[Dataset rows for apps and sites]

══════

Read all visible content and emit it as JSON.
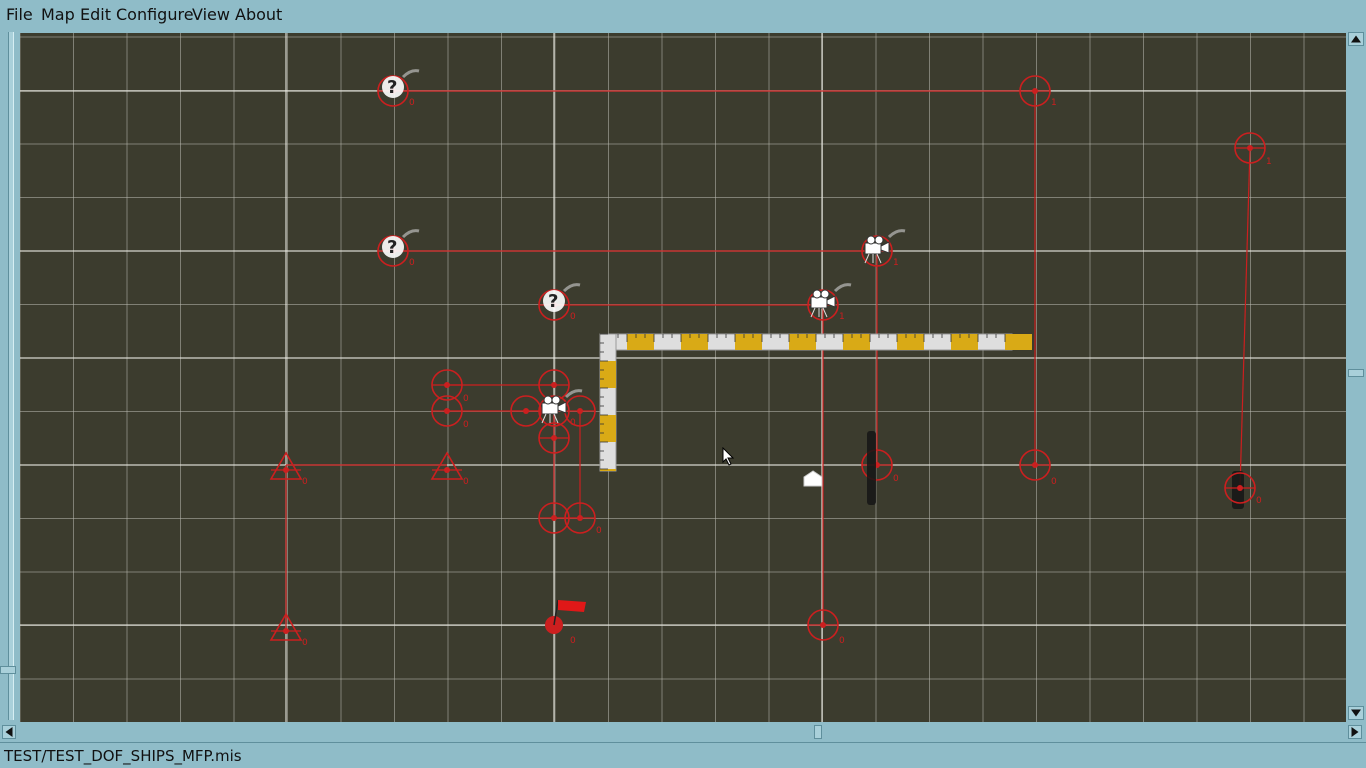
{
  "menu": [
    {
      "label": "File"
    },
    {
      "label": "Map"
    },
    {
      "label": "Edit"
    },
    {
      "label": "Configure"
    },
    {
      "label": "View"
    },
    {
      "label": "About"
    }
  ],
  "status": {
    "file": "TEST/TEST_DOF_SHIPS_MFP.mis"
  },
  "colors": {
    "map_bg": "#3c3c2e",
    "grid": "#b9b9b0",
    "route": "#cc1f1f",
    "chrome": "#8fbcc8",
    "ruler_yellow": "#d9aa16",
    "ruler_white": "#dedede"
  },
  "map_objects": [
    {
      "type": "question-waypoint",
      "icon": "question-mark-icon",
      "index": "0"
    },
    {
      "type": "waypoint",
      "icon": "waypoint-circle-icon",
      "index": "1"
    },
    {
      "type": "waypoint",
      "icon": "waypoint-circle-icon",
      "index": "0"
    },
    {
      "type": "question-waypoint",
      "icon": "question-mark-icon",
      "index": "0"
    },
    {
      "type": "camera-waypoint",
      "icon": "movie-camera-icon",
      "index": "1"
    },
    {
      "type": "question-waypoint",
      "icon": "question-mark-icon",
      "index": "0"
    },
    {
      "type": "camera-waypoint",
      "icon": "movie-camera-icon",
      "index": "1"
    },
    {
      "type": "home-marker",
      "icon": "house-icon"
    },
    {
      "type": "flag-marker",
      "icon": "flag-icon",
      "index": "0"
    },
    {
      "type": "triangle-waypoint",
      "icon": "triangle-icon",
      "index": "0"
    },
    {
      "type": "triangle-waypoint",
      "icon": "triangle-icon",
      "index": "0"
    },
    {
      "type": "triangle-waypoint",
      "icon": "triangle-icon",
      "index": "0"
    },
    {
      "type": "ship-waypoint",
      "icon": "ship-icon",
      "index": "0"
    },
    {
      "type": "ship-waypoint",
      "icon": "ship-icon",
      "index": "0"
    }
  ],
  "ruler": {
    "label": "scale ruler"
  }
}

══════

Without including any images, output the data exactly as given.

Read all visible content and emit it as JSON.
{
  "menu": [
    {
      "label": "File"
    },
    {
      "label": "Map"
    },
    {
      "label": "Edit"
    },
    {
      "label": "Configure"
    },
    {
      "label": "View"
    },
    {
      "label": "About"
    }
  ],
  "status": {
    "file": "TEST/TEST_DOF_SHIPS_MFP.mis"
  },
  "colors": {
    "map_bg": "#3c3c2e",
    "grid": "#b9b9b0",
    "route": "#cc1f1f",
    "chrome": "#8fbcc8",
    "ruler_yellow": "#d9aa16",
    "ruler_white": "#dedede"
  },
  "map_objects": [
    {
      "type": "question-waypoint",
      "icon": "question-mark-icon",
      "index": "0"
    },
    {
      "type": "waypoint",
      "icon": "waypoint-circle-icon",
      "index": "1"
    },
    {
      "type": "waypoint",
      "icon": "waypoint-circle-icon",
      "index": "0"
    },
    {
      "type": "question-waypoint",
      "icon": "question-mark-icon",
      "index": "0"
    },
    {
      "type": "camera-waypoint",
      "icon": "movie-camera-icon",
      "index": "1"
    },
    {
      "type": "question-waypoint",
      "icon": "question-mark-icon",
      "index": "0"
    },
    {
      "type": "camera-waypoint",
      "icon": "movie-camera-icon",
      "index": "1"
    },
    {
      "type": "home-marker",
      "icon": "house-icon"
    },
    {
      "type": "flag-marker",
      "icon": "flag-icon",
      "index": "0"
    },
    {
      "type": "triangle-waypoint",
      "icon": "triangle-icon",
      "index": "0"
    },
    {
      "type": "triangle-waypoint",
      "icon": "triangle-icon",
      "index": "0"
    },
    {
      "type": "triangle-waypoint",
      "icon": "triangle-icon",
      "index": "0"
    },
    {
      "type": "ship-waypoint",
      "icon": "ship-icon",
      "index": "0"
    },
    {
      "type": "ship-waypoint",
      "icon": "ship-icon",
      "index": "0"
    }
  ],
  "ruler": {
    "label": "scale ruler"
  }
}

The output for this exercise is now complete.